-- Exercise data follows --

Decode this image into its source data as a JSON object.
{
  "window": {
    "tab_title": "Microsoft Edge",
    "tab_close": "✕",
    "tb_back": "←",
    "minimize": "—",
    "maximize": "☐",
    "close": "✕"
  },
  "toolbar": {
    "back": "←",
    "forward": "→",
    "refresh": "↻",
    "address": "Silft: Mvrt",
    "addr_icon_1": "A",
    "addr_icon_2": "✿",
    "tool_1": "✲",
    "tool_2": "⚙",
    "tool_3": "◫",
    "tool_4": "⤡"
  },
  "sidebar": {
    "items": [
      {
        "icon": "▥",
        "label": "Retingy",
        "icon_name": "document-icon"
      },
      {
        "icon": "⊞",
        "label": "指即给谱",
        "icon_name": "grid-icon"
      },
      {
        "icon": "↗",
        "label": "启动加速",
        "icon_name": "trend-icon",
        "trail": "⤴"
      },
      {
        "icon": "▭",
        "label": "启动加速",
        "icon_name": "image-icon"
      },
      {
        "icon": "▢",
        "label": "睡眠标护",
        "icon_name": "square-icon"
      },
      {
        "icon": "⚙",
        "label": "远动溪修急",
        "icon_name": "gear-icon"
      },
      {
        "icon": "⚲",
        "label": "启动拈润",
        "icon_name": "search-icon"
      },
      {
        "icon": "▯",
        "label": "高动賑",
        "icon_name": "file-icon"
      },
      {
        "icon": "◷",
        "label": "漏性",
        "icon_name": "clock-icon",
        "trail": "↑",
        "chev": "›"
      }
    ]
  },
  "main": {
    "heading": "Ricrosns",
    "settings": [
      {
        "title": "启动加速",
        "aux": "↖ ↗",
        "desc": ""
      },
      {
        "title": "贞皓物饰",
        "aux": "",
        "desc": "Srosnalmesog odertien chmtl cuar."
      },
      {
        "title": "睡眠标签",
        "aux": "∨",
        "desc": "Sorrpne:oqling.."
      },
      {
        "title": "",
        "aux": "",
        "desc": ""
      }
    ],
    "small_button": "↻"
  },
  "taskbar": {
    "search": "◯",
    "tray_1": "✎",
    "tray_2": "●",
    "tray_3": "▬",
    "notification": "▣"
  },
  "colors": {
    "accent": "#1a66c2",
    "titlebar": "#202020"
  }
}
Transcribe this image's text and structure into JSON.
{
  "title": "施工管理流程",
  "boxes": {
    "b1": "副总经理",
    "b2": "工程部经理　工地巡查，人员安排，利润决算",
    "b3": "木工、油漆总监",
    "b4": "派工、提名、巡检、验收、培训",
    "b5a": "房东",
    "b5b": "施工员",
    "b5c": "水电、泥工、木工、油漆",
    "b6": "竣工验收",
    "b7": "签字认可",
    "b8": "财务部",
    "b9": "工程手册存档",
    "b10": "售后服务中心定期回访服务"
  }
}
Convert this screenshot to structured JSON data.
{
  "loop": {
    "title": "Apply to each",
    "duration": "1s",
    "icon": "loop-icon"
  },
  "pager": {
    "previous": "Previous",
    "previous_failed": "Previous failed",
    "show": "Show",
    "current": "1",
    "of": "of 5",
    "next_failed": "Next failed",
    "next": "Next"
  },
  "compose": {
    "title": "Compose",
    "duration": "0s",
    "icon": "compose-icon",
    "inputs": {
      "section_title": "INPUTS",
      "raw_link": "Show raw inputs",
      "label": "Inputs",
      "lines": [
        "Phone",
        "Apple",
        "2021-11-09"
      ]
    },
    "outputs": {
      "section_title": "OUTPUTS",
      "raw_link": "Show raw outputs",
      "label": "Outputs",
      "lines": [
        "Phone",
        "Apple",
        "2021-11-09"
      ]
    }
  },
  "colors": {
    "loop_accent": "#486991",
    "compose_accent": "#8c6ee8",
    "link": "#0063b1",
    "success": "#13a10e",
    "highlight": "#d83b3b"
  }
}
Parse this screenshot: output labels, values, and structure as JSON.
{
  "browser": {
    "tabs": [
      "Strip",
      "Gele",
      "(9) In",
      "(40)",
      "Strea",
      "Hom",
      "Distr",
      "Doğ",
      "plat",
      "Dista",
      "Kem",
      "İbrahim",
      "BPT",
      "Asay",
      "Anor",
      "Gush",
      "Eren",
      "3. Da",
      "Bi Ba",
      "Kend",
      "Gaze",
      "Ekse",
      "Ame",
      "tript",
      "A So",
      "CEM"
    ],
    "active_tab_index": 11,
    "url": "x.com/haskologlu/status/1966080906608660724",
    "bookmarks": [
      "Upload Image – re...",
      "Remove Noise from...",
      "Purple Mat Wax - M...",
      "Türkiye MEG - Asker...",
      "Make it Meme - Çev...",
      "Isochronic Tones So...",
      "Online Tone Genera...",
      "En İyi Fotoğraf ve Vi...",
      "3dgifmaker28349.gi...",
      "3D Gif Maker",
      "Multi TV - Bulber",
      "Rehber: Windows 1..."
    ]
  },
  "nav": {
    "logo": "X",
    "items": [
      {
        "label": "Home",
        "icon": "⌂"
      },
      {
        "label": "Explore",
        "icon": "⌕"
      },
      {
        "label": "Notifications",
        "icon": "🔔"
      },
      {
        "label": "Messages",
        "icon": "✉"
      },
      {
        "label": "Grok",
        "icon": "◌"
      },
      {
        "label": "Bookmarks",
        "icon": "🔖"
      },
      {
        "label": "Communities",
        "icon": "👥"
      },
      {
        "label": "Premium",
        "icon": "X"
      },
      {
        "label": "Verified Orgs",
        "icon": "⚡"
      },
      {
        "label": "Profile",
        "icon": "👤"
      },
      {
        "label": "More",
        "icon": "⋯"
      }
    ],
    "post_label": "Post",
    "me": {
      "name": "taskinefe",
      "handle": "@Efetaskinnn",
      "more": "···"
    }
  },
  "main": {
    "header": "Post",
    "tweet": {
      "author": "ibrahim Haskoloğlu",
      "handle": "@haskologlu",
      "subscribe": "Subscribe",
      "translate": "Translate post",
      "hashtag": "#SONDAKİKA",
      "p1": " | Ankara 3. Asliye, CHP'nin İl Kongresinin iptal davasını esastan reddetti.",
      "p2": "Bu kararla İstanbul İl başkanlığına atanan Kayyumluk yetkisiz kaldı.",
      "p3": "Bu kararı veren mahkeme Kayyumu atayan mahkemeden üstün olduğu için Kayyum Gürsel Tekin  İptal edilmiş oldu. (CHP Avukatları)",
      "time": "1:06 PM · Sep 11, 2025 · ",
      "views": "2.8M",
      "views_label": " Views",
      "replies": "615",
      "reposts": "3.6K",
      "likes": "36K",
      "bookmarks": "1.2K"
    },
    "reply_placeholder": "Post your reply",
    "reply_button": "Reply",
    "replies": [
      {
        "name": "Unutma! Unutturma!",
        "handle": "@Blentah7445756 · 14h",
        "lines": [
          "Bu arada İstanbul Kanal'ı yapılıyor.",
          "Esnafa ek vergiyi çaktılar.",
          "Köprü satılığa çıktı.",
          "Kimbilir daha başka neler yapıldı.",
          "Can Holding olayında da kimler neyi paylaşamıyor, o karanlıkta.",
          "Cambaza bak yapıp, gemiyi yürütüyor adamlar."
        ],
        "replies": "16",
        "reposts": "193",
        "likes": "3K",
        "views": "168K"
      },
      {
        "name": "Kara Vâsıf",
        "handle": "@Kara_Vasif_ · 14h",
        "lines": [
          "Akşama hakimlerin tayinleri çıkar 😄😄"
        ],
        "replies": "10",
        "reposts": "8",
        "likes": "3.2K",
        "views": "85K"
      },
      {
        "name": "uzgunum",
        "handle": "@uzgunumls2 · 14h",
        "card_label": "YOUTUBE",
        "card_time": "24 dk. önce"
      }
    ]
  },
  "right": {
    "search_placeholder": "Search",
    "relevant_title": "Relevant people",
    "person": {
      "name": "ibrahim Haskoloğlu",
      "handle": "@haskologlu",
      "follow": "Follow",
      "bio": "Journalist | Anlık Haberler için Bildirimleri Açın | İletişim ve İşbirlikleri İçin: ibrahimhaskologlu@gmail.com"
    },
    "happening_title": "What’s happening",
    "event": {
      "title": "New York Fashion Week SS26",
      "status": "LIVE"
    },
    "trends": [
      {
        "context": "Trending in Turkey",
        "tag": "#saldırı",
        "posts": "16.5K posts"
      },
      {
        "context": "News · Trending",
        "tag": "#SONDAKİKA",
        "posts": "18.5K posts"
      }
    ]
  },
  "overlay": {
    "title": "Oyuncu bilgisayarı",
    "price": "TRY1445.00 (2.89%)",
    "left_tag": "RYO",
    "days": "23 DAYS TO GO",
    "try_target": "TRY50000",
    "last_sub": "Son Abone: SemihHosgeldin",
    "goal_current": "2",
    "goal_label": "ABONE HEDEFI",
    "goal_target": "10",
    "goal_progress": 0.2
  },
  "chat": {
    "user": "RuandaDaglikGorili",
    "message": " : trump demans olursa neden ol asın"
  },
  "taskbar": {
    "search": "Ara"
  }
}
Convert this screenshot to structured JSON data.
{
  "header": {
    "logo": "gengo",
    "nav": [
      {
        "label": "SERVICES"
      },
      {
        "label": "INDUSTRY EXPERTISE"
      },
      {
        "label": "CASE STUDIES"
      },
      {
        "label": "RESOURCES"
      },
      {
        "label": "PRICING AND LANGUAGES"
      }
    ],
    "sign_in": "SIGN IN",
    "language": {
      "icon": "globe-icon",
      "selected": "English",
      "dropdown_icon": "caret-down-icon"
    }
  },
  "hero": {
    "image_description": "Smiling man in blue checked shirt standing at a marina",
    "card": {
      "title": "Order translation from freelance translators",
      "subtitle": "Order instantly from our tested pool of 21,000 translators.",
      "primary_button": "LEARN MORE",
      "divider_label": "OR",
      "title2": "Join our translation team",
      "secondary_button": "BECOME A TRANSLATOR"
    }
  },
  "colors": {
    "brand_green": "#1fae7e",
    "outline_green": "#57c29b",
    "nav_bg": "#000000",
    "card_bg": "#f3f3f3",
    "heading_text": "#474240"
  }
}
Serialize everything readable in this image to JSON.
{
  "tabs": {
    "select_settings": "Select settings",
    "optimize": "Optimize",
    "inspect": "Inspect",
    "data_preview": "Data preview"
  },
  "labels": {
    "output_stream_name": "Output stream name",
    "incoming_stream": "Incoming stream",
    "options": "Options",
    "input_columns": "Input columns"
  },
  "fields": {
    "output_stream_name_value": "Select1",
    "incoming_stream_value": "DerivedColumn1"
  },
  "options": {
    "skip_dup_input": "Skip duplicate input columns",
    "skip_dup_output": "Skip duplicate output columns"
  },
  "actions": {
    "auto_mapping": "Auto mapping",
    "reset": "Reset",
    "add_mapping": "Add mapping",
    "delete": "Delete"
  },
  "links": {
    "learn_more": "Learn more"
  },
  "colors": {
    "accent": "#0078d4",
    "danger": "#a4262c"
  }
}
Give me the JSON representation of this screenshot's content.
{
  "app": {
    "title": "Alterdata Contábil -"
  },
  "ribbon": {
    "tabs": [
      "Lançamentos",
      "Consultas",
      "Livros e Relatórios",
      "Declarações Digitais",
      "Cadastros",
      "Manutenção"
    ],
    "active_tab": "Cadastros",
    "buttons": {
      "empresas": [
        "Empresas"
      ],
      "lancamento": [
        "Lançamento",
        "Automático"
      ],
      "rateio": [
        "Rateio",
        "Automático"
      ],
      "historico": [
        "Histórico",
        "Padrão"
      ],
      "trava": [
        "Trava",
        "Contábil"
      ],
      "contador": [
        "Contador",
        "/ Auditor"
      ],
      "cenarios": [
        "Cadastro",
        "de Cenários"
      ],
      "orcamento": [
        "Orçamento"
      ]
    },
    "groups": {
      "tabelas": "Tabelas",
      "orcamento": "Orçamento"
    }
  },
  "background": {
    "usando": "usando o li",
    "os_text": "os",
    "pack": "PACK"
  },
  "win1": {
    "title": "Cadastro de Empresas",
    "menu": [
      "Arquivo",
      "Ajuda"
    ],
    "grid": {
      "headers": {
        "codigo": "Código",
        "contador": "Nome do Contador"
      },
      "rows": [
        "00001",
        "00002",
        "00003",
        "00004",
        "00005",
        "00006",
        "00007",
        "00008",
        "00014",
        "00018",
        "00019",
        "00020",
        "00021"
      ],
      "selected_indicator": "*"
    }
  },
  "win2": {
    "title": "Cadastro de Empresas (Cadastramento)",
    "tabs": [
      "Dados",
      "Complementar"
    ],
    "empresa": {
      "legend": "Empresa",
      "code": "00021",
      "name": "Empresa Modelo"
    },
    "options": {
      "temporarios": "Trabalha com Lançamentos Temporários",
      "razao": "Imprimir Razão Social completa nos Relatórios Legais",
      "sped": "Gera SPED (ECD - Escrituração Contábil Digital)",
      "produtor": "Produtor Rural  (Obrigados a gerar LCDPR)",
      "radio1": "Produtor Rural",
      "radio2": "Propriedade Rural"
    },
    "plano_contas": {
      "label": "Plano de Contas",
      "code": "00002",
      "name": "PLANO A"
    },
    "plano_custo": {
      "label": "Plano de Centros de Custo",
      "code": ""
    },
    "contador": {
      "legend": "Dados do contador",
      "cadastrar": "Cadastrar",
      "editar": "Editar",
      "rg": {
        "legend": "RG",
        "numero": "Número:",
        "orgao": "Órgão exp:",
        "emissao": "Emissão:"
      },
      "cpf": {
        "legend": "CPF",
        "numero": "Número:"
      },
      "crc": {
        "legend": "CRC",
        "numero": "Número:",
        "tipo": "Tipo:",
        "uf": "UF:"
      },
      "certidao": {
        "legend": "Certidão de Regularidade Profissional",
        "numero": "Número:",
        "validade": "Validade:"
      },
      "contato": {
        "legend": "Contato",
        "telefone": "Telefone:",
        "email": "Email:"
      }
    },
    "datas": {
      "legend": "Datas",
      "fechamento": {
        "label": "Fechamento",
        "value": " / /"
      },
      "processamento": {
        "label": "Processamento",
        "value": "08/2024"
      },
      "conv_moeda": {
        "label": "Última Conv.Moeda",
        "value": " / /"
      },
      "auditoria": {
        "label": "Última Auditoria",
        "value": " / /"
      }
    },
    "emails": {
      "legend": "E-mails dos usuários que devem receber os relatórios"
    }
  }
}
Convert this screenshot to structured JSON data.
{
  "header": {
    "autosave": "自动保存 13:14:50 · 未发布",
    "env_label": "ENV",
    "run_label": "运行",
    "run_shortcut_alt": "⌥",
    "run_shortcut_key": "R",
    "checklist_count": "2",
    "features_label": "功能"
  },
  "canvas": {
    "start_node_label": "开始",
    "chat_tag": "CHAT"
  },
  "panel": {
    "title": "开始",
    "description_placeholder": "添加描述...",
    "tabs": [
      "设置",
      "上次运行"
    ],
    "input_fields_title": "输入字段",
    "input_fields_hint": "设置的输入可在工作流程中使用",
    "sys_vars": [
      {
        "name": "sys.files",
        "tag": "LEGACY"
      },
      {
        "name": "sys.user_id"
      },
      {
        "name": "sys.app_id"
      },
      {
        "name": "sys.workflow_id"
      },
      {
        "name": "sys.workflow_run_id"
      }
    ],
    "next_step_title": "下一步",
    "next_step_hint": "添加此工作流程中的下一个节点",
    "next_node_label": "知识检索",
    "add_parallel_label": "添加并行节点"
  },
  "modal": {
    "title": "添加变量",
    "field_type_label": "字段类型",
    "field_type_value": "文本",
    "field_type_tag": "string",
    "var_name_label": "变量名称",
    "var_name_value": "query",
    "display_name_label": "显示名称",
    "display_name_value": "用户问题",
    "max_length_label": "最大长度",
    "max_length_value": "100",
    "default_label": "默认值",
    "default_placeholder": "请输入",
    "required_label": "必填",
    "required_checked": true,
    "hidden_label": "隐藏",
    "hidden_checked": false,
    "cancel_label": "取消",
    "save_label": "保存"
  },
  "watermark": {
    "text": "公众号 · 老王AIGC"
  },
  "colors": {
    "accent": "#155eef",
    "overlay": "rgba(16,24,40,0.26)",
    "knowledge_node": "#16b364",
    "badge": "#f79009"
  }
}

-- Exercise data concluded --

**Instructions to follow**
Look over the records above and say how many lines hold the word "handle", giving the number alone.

**Task response**
6